Six parties at Westminster have now called for an inquiry into PM Bojo’s “consistent failure to be honest” in statements to MPs. The Prime Minister’s lies to Westminster have already been highlighted in a viral video by the campaigner Peter Stefanovic which has been watched 11.4 million times.
Examples of Johnson giving misleading information to the Commons include: saying the economy grew by 73 per cent under the Conservatives, when the figure covered the period since 1990 (including when Labour was in office); saying CO2 emissions had been cut by 42 per cent since 2010, when the real figure was by 38 per cent since 1990; saying a nurses’ bursary in England had been restored, when the replacement arrangement is less generous; falsely saying the number of families living in poverty had been cut by 400,000 since 2010; falsely saying Bridgend was going to be a battery manufacturing centre; and saying Covid-related contracts had been published when they had not.
Even Boris Johnson’s closest colleagues say he has a problem with the truth. The former political editor of the Spectator, Peter Oborne, worked closely with Johnson when he was its editor. Oborne says he has never come across a senior UK politician “who lies and fabricates so regularly, so shamelessly and so systematically as… Johnson”.
The Tories, who earned a reputation for sleaze under Prime Minister John Major and were described as the ‘nasty party” by Prime Minister Theresa May, are now becoming known as the party of cronyism and lying under Boris Johnson.
What is truly astonishing is that voters in England don’t seem to care. According to the most recent polls, the Tories have a solid and growing lead over Labour.
At least in Scotland, the Tories are not faring well under the gaze of publicity. With a faltering campaign for the Scottish Parliament, they are now in a tussle with Labour for second place.
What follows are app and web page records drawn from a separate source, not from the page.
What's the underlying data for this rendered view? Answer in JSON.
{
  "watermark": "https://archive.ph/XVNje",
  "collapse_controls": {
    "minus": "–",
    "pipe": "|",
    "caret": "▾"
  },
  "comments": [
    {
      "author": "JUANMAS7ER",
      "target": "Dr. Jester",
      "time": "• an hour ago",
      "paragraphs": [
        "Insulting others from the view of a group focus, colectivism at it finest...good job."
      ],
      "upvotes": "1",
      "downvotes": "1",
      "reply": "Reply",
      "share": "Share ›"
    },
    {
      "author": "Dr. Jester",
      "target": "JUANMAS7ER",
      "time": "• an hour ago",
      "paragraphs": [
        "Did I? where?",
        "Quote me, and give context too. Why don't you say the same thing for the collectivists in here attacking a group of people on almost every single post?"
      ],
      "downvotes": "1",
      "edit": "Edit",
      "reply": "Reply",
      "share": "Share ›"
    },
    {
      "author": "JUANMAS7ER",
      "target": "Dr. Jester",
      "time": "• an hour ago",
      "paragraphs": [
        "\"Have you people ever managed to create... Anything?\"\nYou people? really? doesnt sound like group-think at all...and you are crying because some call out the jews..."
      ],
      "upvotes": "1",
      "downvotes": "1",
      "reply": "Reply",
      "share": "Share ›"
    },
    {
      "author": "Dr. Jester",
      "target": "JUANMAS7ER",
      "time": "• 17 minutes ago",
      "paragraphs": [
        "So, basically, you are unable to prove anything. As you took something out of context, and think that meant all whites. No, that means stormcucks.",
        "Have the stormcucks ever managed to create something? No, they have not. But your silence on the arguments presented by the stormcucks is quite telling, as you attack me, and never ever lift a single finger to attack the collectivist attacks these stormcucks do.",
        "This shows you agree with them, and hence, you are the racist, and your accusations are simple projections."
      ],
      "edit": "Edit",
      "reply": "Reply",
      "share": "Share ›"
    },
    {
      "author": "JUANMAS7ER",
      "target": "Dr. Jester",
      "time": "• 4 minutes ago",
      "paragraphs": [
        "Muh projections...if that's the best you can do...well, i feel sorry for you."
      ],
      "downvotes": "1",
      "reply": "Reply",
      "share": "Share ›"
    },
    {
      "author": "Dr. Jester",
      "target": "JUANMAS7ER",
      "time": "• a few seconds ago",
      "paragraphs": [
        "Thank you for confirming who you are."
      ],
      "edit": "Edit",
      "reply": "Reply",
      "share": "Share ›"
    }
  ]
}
Their leader Douglas Ross has been eclipsed by Ruth Davidson who is giving up Holyrood for the House of Lords but is better trusted by the Tories to front their campaign.
Douglas Ross is facing growing evidence of nasty prejudice against travelling people. He’s already had to apologise for saying that his number one priority as prime minister would be "tougher enforcement against Gypsy travellers”.
Now it turns out that he used his previous position as a local councillor to object to travellers because their camp was “very visible” and that “this wouldn’t be tolerated with any other ethnic minority”.
Scottish Tories haven’t won a national election in Scotland since 1955 and for good reason. When it comes to sleaze, cronyism, and nastiness, they’re in a league of their own. When voters cast their ballots in the Scottish Parliament elections, I fully expect the Tories to lose seats and deservedly so.